If you study the image, you’ll see that it is perhaps full of stories – some old, some new, and some yet to be written.

The row houses are the same, but they’re not.

They’re in various states of repair and renovation.

Each is a different combination of colors.

The urban landscape itself is a mix of shapes, textures, materials, and colors.

There’s a couple of satellite dishes in there, and a skylight to remind you that this is a recent image, and not one taken 50 years ago…

Look closely at the brick row houses in the lower right foreground, there’s a woman looking out onto the harbor.  What’s her story?

Look closer at the row house she’s in, and you’ll see that it dates back to 1878.  You’ll also see crosses in the first floor brick work.  I think there’s more than one story to that house..

Look at the row house on the center-left and you’ll see the old unpainted bannisters and stair rail, and the fresh white paint on the right side of the stairs and porch – a work and a story in progress.

The row house to its right appears to be the least maintained of the four.  What’s its story?

The woodwork on the house on the far right is far more ornate than the others.  What’s that story?

Some row houses are brick.  Some are wood.  What’s the story there?

What will this look like in five years?  Ten years?  Stories to be written…

It’s actually a provocative image if you look beyond the picture…

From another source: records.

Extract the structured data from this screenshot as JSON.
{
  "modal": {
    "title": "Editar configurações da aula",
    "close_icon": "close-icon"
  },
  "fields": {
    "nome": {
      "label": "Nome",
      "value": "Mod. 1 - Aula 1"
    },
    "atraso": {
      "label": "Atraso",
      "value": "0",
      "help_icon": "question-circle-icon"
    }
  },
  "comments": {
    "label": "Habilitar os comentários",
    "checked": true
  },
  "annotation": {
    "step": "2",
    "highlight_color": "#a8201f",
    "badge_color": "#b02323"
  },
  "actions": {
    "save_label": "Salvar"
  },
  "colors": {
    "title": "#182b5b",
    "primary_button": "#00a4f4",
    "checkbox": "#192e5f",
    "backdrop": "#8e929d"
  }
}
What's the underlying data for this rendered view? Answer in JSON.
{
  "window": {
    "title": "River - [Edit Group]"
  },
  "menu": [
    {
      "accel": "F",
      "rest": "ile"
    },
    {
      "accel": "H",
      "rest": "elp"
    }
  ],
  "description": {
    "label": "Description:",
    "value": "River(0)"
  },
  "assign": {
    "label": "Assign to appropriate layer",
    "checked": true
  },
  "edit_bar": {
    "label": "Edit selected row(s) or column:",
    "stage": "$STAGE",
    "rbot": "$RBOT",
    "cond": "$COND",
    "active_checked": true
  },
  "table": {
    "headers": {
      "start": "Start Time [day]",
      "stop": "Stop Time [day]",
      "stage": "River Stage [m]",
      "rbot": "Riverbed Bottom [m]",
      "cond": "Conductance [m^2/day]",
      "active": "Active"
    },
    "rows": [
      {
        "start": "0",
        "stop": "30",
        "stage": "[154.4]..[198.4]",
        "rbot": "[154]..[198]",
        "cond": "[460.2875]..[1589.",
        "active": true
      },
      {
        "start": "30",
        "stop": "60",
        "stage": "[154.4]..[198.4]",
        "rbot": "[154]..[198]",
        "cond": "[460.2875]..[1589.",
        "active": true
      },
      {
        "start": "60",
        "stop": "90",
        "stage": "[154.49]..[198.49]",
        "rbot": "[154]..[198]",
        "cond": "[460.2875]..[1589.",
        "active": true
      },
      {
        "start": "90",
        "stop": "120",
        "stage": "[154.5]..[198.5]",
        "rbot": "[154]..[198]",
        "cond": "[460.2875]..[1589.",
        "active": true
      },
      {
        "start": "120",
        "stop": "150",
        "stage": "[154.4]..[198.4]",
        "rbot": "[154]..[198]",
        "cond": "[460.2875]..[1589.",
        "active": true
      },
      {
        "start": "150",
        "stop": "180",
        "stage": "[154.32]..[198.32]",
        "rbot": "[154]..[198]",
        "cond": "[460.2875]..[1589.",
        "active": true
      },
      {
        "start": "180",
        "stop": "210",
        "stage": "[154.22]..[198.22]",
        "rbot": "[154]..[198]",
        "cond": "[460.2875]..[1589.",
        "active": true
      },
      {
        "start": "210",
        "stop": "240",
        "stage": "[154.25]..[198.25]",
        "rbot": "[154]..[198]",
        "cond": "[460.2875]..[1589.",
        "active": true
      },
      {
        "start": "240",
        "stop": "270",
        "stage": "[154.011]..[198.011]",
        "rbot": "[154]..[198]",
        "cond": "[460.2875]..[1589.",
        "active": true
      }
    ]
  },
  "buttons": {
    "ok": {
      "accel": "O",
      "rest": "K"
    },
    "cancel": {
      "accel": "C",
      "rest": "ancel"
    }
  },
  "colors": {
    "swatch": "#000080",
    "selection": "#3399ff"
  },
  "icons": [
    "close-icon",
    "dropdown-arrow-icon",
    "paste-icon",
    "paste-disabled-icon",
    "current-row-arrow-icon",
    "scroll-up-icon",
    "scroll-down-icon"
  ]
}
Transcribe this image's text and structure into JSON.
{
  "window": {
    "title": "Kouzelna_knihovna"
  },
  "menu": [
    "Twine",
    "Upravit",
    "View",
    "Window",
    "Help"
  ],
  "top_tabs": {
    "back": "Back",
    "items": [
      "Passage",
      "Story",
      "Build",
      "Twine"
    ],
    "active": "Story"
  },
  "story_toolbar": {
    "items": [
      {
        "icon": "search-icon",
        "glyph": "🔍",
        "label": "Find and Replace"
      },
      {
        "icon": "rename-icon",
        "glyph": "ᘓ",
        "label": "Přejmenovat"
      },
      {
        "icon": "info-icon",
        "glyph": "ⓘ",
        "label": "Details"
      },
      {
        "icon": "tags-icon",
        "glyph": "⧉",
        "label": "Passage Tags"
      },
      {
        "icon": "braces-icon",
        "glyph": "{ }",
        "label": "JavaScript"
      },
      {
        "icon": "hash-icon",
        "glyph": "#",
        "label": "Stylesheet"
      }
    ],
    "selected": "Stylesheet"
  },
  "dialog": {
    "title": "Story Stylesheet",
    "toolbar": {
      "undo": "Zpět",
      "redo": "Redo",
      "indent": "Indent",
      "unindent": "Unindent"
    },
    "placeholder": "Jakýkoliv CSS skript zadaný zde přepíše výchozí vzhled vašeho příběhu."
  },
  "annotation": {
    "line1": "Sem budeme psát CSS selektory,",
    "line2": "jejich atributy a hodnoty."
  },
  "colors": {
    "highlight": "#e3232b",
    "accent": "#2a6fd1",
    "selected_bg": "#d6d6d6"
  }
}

The image can be found in the City Scenes Gallery on Laughing Frog Images.

Check it out and see what you come up with…